The Integrated Pest Management (IPM) Program is a collaboration between UConn Extension and the Department of Plant Science & Landscape Architecture. Since its inception in 1980, the UConn IPM Program has made great strides in developing and implementing sustainable methods for pest control throughout Connecticut. Integrated Pest Management applies multiple tactics in a variety of settings through the selection of appropriate tools and the education of agricultural industry members and Connecticut citizens to provide sustainable, science-based approaches for the management of plant pests (insects, mites, diseases, wildlife, and weeds, including invasive plants). The UConn IPM Program incorporates all possible crop management and pest management strategies through knowledgeable decision-making, utilizing the most efficient landscape and on-farm resources, and integrating cultural and biological controls. Program objectives include maintaining the economic viability of agricultural and green industry businesses, enhancing and conserving environmental quality and natural resources, educating participants on the effective use of cultural practices to mitigate pest problems, of biological control agents, and educating pesticide users about bee and other pollinator safe materials, least toxic options, and the safe use and handling of organic and synthetic pesticide products. The 2020 IPM Program Team included Mary Concklin (fruit and IPM Coordinator), Leanne Pundt (greenhouse), Victoria Wallace (school, invasive, pollinators, turf and landscape), Jacob Ricker (nursery), Ana Legrand (vegetables), Shuresh Ghimire (vegetables), Abby Beissinger (diagnostician, resigned August 2020), Miriah Kelly (program evaluation, resigned August 2020) and Candace Bartholomew (pesticide safety education, retired fall 2020).
The goal of IPM is to reduce the dependence of agricultural producers and green industry professionals, Connecticut citizens, and schools on pesticides while maintaining or improving productivity, crop quality, and quality of life. The IPM Program has educated growers statewide about the judicious and safe use of organic and synthetic pesticides and alternative pest control methods.
Broader adoption of IPM practices enhances responsible pest management and reduced management and production costs; minimizes adverse environmental and economic effects from pests and pest management; results in improved ecosystem quality and plant performance; and improves plant health, quality, yields, and aesthetics. The use of IPM includes cultural controls; biological control agents; biological fungicides; physical and mechanical controls; the use of resistant cultivars; regulatory controls; behavioral modification; and, only when necessary, chemical controls, with the selection of least toxic products. IPM partners and collaborators include State and Federal agricultural and environmental/non-governmental agencies and organizations; State, New England, and Northeastern fruit, greenhouse, grounds keepers, nursery, turf, landscape, and vegetable associations; industry suppliers/dealers; regional universities; educators; schools and municipalities; individual growers, farmers, and producers; Master Gardeners; and the general public.
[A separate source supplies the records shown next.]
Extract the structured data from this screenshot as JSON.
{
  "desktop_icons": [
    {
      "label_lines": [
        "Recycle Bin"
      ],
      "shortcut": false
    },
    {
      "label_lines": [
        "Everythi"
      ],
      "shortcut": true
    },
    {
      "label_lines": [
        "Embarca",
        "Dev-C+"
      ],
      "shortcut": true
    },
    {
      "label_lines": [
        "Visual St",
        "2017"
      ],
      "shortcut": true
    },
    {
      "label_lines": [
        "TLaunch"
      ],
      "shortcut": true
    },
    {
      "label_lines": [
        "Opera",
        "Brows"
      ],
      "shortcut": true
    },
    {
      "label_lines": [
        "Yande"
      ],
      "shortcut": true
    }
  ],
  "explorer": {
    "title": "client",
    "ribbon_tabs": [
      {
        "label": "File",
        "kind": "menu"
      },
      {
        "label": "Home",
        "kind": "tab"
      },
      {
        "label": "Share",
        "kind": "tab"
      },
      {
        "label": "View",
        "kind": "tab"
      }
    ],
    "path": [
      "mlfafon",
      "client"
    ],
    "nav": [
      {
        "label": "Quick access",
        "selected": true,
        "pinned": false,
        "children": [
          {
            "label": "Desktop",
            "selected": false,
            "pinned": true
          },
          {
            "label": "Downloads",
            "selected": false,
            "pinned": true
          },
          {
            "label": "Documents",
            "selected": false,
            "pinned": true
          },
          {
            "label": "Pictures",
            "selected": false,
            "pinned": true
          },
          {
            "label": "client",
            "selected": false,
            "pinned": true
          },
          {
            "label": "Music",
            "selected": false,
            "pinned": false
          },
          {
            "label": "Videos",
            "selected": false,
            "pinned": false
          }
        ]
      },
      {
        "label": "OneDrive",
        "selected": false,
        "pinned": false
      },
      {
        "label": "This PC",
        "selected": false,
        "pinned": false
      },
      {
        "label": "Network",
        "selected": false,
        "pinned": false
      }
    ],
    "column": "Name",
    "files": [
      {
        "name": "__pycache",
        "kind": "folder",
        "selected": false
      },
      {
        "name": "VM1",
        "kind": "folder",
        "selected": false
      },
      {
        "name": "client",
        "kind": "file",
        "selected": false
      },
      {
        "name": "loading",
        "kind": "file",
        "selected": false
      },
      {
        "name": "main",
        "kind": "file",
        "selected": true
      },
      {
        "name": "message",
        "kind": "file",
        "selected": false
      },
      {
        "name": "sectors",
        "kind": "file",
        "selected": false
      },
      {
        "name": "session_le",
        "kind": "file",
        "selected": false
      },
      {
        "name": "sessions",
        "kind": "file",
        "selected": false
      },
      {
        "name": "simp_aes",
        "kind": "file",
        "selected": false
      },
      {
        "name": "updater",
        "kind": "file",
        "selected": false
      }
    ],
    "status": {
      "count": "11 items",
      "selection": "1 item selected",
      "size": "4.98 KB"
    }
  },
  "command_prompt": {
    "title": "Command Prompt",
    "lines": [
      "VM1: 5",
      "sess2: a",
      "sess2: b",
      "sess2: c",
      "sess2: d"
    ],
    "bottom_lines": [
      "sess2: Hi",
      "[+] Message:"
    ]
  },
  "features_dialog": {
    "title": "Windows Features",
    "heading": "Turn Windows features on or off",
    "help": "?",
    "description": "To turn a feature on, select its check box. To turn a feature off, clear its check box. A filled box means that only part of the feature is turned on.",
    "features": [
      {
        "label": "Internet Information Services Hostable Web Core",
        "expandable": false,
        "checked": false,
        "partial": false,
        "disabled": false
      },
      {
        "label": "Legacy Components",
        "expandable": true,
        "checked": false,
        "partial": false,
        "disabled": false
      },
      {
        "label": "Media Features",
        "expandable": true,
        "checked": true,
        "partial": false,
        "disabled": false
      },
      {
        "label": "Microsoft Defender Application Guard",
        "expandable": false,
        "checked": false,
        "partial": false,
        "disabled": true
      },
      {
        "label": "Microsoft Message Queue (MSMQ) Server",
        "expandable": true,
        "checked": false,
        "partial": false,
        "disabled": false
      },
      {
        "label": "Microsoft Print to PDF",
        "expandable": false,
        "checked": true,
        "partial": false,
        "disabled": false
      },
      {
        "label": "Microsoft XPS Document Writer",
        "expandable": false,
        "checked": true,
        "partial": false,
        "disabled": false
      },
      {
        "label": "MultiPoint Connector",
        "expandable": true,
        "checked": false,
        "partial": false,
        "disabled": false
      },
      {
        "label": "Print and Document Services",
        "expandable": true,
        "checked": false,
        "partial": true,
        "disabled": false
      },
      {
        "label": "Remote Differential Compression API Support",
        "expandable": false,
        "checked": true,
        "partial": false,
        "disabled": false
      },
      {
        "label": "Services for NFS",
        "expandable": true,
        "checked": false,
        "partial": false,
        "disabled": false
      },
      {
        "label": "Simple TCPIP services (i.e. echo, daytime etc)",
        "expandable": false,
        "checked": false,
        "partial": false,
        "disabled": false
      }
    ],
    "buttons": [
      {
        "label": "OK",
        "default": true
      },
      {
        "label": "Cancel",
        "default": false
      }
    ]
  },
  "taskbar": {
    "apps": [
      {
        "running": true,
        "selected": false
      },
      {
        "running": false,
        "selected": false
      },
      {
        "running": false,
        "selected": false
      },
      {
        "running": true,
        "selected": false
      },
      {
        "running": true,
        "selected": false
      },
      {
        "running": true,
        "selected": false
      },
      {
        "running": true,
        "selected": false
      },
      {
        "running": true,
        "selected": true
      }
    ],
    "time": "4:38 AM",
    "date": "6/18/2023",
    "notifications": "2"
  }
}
COVID-19 impacted many outreach programs usually conducted face-to-face. However, our team members quickly adapted and offered many programs virtually, while others have been postponed until 2021 and 2022. In 2020 preCOVID-19 and in “normal” years, IPM Program team members conduct intensive on-site educational training for fruit and vegetable producers, garden center owners, greenhouse growers, nursery producers and retailers, and turf and landscape professionals. Growers and green industry professionals receive information on the current status of and recommendations for important plant pests and training via pest messages, email alerts, webinars, newsletters, articles in national trade journals, management guides, websites, social media, consultations and counseling via phone and text, site visits to their operations, workshops, field demonstrations and research projects, conferences, exhibits, and short courses. IPM programs are evaluated through pre- and/or post-program surveys and evaluations, needs assessment surveys, focus groups, key informant interviews, testimonials, and unsolicited comments.